- Nov 17, 2013
EPA eases off ethanol, a bit, for first time ever
The reduction (technically, a not-as-big-as-possible increase) was proposed Friday (PDF) and, according to The New York Times, represents something of a head-scratcher for the ethanol industry, despite being expected. Basically, what's happening is that enough ethanol is being produced to fulfill the EPA's current ethanol requirement. Most of the ethanol is used to make a 10-percent blend with gasoline (E10), and some is used to make E85. The Energy Independence and Security Act of 2007 and the Renewable Fuels Standard say an ever-increasing level of ethanol should be used in the national fuel supply, but the EPA has had to adjust the biofuel mix because of the "blend wall." This is the level where we can't pour any more ethanol into the gasoline supply because it would push the overall blend above 10 percent (plus limited use of E85 and E15). Therefore, the EPA is recommending that the US add 15.21 billion gallons of ethanol to the gasoline supply in 2014. That's still within the 15-15.52 billion gallon projected range, but in the lower half. In the proposal's language:
In other words, since y'all aren't using enough ethanol, we're going to cut back. The move was applauded by the oil industry and scoffed at by many farmers.
[The] EPA is proposing to adjust the applicable volumes of advanced biofuel and total renewable fuel to address projected availability of qualifying renewable fuels and limitations in the volume of ethanol that can be consumed in gasoline given practical constraints on the supply of higher ethanol blends to the vehicles that can use them and other limits on ethanol blend levels in gasoline.

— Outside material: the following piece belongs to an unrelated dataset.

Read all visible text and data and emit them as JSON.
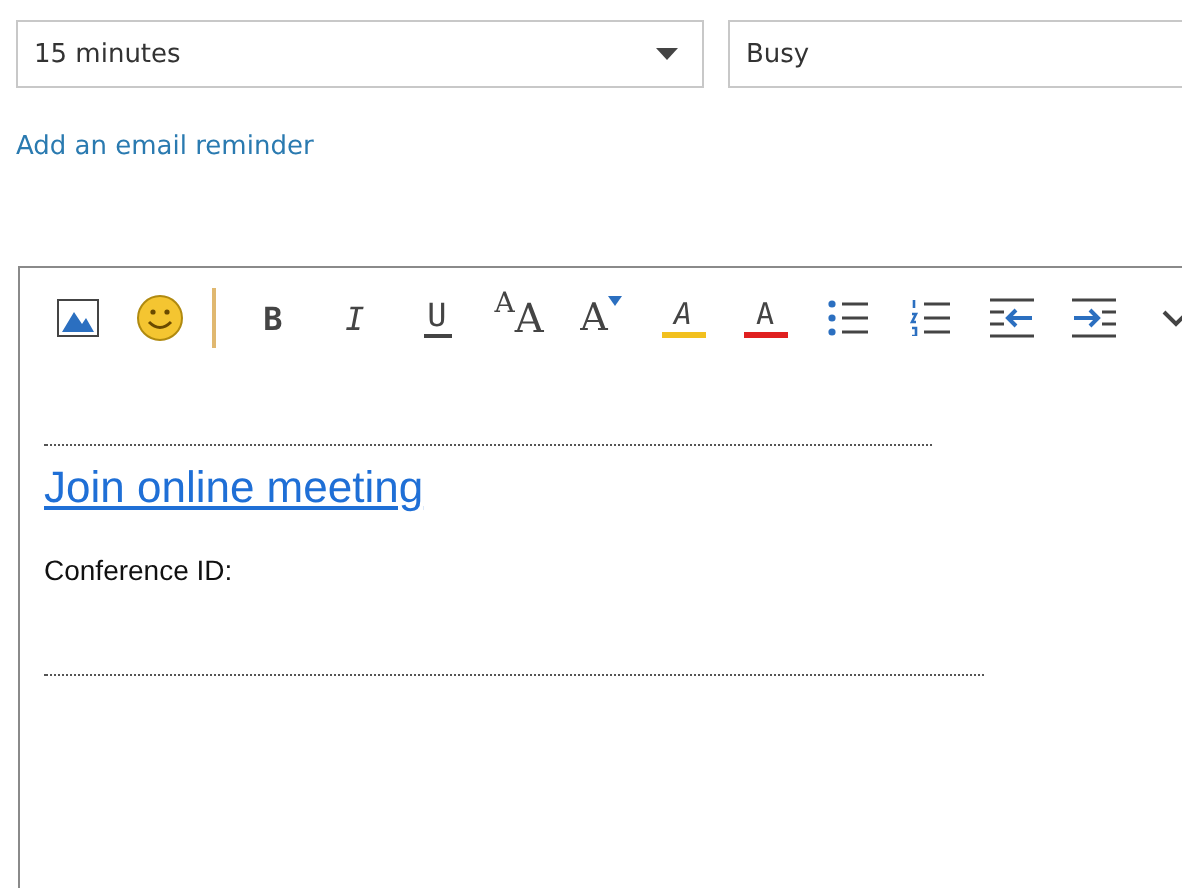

Most of the ethanol in the commercial supply is made from corn, but the EPA also regulates cellulosic ethanol, and there the news is even worse for biofuel supporters. The EPA said, "Based on an assessment of the available volumes of cellulosic biofuels, EPA is proposing to set the cellulosic biofuel standard at 17 million gallons, significantly lower than CAA target of 1.75 billion gallons (PDF).
Since this is just a proposed rule, there is still time for the public and private companies to weigh in. The EPA will release details on an upcoming hearing in the future.